*** Opening of INPUT MATERIAL ***

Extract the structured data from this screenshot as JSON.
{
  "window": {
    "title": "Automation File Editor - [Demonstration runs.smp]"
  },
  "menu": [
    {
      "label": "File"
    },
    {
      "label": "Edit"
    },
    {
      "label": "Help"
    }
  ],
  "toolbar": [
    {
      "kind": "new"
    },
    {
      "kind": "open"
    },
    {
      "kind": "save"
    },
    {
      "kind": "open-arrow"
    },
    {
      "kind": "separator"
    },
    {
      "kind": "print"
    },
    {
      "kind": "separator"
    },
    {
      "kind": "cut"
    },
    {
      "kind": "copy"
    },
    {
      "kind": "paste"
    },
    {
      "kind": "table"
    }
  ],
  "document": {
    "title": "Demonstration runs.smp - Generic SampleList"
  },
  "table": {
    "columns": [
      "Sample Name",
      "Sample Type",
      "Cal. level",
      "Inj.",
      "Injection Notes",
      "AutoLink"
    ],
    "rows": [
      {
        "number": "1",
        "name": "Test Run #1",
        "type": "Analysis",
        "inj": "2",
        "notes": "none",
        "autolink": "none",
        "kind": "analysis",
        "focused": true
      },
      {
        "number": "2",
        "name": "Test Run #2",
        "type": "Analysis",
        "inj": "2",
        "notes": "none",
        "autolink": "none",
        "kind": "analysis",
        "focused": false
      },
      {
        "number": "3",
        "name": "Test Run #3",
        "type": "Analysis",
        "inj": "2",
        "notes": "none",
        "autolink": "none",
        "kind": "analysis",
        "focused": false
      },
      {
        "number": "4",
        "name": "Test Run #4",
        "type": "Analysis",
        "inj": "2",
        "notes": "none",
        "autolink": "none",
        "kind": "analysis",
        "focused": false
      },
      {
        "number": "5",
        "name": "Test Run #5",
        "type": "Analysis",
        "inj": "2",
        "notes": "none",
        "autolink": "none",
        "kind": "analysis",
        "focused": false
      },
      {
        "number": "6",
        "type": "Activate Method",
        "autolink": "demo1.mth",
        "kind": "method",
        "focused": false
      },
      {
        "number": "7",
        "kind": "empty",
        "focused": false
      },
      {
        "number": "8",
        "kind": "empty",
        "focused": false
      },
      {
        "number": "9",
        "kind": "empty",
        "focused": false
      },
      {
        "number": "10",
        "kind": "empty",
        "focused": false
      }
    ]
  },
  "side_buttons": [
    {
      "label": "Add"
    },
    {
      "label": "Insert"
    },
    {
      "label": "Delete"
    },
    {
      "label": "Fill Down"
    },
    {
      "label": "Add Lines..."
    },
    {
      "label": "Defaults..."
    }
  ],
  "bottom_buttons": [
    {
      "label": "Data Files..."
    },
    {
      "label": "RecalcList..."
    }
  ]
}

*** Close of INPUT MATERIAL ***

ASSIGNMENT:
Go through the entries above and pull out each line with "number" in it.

RESULT FOR THIS TASK:
        "number": "1",
        "number": "2",
        "number": "3",
        "number": "4",
        "number": "5",
        "number": "6",
        "number": "7",
        "number": "8",
        "number": "9",
        "number": "10",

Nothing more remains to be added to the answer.